## Task inputs
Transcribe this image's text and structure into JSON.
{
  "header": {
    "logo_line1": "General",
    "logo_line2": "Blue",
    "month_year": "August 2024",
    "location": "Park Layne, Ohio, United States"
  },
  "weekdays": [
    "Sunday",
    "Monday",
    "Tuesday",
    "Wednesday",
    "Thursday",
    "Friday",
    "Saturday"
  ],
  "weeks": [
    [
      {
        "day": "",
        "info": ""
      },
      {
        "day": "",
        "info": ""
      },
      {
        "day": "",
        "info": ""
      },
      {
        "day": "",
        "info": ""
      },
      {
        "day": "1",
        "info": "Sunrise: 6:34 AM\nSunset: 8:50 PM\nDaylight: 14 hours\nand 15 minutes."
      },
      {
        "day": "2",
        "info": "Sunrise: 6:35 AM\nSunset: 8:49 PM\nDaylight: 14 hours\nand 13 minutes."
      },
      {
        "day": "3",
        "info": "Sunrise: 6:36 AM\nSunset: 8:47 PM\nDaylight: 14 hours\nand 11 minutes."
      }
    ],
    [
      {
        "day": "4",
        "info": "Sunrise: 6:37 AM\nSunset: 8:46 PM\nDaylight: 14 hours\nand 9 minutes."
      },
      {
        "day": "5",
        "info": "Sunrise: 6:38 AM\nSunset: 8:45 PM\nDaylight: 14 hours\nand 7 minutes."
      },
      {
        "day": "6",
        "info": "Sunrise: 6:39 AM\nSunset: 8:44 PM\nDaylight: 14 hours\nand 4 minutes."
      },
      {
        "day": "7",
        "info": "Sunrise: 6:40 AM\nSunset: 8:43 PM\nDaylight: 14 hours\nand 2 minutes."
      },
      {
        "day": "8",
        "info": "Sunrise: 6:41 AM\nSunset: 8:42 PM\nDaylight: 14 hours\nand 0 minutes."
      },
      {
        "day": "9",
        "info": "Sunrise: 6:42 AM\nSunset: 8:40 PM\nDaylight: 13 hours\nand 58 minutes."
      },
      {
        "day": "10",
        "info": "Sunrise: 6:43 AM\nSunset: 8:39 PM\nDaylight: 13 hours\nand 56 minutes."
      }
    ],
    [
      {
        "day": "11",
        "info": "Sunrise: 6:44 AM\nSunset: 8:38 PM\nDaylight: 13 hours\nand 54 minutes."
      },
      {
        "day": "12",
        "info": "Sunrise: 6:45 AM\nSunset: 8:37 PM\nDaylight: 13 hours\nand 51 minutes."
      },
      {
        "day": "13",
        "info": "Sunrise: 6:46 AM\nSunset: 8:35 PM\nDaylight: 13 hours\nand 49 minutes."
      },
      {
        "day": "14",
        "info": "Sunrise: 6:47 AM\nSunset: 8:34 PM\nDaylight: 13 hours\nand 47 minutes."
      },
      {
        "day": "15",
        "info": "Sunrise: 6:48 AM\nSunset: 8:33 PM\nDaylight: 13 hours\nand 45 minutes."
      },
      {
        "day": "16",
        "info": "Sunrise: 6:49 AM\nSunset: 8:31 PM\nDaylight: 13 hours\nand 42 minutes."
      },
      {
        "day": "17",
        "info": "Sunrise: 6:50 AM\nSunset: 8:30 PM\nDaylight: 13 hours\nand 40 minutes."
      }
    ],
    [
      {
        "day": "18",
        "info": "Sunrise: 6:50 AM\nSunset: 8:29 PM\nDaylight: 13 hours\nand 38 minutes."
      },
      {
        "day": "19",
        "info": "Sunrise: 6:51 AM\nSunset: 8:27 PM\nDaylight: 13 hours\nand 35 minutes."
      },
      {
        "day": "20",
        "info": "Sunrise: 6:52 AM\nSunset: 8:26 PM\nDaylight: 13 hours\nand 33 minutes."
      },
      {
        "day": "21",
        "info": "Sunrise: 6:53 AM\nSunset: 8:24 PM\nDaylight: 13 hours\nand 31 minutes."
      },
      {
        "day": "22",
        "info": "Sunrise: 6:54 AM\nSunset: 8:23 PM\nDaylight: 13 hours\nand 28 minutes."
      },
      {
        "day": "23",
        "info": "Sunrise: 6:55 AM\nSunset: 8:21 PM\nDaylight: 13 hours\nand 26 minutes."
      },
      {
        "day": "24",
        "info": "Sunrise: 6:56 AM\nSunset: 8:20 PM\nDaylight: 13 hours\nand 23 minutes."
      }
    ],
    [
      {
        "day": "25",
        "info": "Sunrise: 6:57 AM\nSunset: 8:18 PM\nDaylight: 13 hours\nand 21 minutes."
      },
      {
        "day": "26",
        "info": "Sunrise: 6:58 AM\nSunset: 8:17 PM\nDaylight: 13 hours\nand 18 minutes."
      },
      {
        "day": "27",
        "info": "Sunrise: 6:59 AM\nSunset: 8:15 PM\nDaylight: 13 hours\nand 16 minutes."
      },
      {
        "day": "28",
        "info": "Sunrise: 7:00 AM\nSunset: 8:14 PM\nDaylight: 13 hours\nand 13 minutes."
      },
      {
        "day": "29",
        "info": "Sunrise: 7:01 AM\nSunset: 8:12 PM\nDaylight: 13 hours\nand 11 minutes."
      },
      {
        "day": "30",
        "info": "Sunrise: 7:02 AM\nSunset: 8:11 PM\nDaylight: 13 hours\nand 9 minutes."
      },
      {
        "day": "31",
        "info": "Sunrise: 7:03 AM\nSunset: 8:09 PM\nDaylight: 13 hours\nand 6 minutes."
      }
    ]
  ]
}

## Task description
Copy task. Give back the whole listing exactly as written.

## Answer for this exercise
Transcribe this image's text and structure into JSON.
{
  "header": {
    "logo_line1": "General",
    "logo_line2": "Blue",
    "month_year": "August 2024",
    "location": "Park Layne, Ohio, United States"
  },
  "weekdays": [
    "Sunday",
    "Monday",
    "Tuesday",
    "Wednesday",
    "Thursday",
    "Friday",
    "Saturday"
  ],
  "weeks": [
    [
      {
        "day": "",
        "info": ""
      },
      {
        "day": "",
        "info": ""
      },
      {
        "day": "",
        "info": ""
      },
      {
        "day": "",
        "info": ""
      },
      {
        "day": "1",
        "info": "Sunrise: 6:34 AM\nSunset: 8:50 PM\nDaylight: 14 hours\nand 15 minutes."
      },
      {
        "day": "2",
        "info": "Sunrise: 6:35 AM\nSunset: 8:49 PM\nDaylight: 14 hours\nand 13 minutes."
      },
      {
        "day": "3",
        "info": "Sunrise: 6:36 AM\nSunset: 8:47 PM\nDaylight: 14 hours\nand 11 minutes."
      }
    ],
    [
      {
        "day": "4",
        "info": "Sunrise: 6:37 AM\nSunset: 8:46 PM\nDaylight: 14 hours\nand 9 minutes."
      },
      {
        "day": "5",
        "info": "Sunrise: 6:38 AM\nSunset: 8:45 PM\nDaylight: 14 hours\nand 7 minutes."
      },
      {
        "day": "6",
        "info": "Sunrise: 6:39 AM\nSunset: 8:44 PM\nDaylight: 14 hours\nand 4 minutes."
      },
      {
        "day": "7",
        "info": "Sunrise: 6:40 AM\nSunset: 8:43 PM\nDaylight: 14 hours\nand 2 minutes."
      },
      {
        "day": "8",
        "info": "Sunrise: 6:41 AM\nSunset: 8:42 PM\nDaylight: 14 hours\nand 0 minutes."
      },
      {
        "day": "9",
        "info": "Sunrise: 6:42 AM\nSunset: 8:40 PM\nDaylight: 13 hours\nand 58 minutes."
      },
      {
        "day": "10",
        "info": "Sunrise: 6:43 AM\nSunset: 8:39 PM\nDaylight: 13 hours\nand 56 minutes."
      }
    ],
    [
      {
        "day": "11",
        "info": "Sunrise: 6:44 AM\nSunset: 8:38 PM\nDaylight: 13 hours\nand 54 minutes."
      },
      {
        "day": "12",
        "info": "Sunrise: 6:45 AM\nSunset: 8:37 PM\nDaylight: 13 hours\nand 51 minutes."
      },
      {
        "day": "13",
        "info": "Sunrise: 6:46 AM\nSunset: 8:35 PM\nDaylight: 13 hours\nand 49 minutes."
      },
      {
        "day": "14",
        "info": "Sunrise: 6:47 AM\nSunset: 8:34 PM\nDaylight: 13 hours\nand 47 minutes."
      },
      {
        "day": "15",
        "info": "Sunrise: 6:48 AM\nSunset: 8:33 PM\nDaylight: 13 hours\nand 45 minutes."
      },
      {
        "day": "16",
        "info": "Sunrise: 6:49 AM\nSunset: 8:31 PM\nDaylight: 13 hours\nand 42 minutes."
      },
      {
        "day": "17",
        "info": "Sunrise: 6:50 AM\nSunset: 8:30 PM\nDaylight: 13 hours\nand 40 minutes."
      }
    ],
    [
      {
        "day": "18",
        "info": "Sunrise: 6:50 AM\nSunset: 8:29 PM\nDaylight: 13 hours\nand 38 minutes."
      },
      {
        "day": "19",
        "info": "Sunrise: 6:51 AM\nSunset: 8:27 PM\nDaylight: 13 hours\nand 35 minutes."
      },
      {
        "day": "20",
        "info": "Sunrise: 6:52 AM\nSunset: 8:26 PM\nDaylight: 13 hours\nand 33 minutes."
      },
      {
        "day": "21",
        "info": "Sunrise: 6:53 AM\nSunset: 8:24 PM\nDaylight: 13 hours\nand 31 minutes."
      },
      {
        "day": "22",
        "info": "Sunrise: 6:54 AM\nSunset: 8:23 PM\nDaylight: 13 hours\nand 28 minutes."
      },
      {
        "day": "23",
        "info": "Sunrise: 6:55 AM\nSunset: 8:21 PM\nDaylight: 13 hours\nand 26 minutes."
      },
      {
        "day": "24",
        "info": "Sunrise: 6:56 AM\nSunset: 8:20 PM\nDaylight: 13 hours\nand 23 minutes."
      }
    ],
    [
      {
        "day": "25",
        "info": "Sunrise: 6:57 AM\nSunset: 8:18 PM\nDaylight: 13 hours\nand 21 minutes."
      },
      {
        "day": "26",
        "info": "Sunrise: 6:58 AM\nSunset: 8:17 PM\nDaylight: 13 hours\nand 18 minutes."
      },
      {
        "day": "27",
        "info": "Sunrise: 6:59 AM\nSunset: 8:15 PM\nDaylight: 13 hours\nand 16 minutes."
      },
      {
        "day": "28",
        "info": "Sunrise: 7:00 AM\nSunset: 8:14 PM\nDaylight: 13 hours\nand 13 minutes."
      },
      {
        "day": "29",
        "info": "Sunrise: 7:01 AM\nSunset: 8:12 PM\nDaylight: 13 hours\nand 11 minutes."
      },
      {
        "day": "30",
        "info": "Sunrise: 7:02 AM\nSunset: 8:11 PM\nDaylight: 13 hours\nand 9 minutes."
      },
      {
        "day": "31",
        "info": "Sunrise: 7:03 AM\nSunset: 8:09 PM\nDaylight: 13 hours\nand 6 minutes."
      }
    ]
  ]
}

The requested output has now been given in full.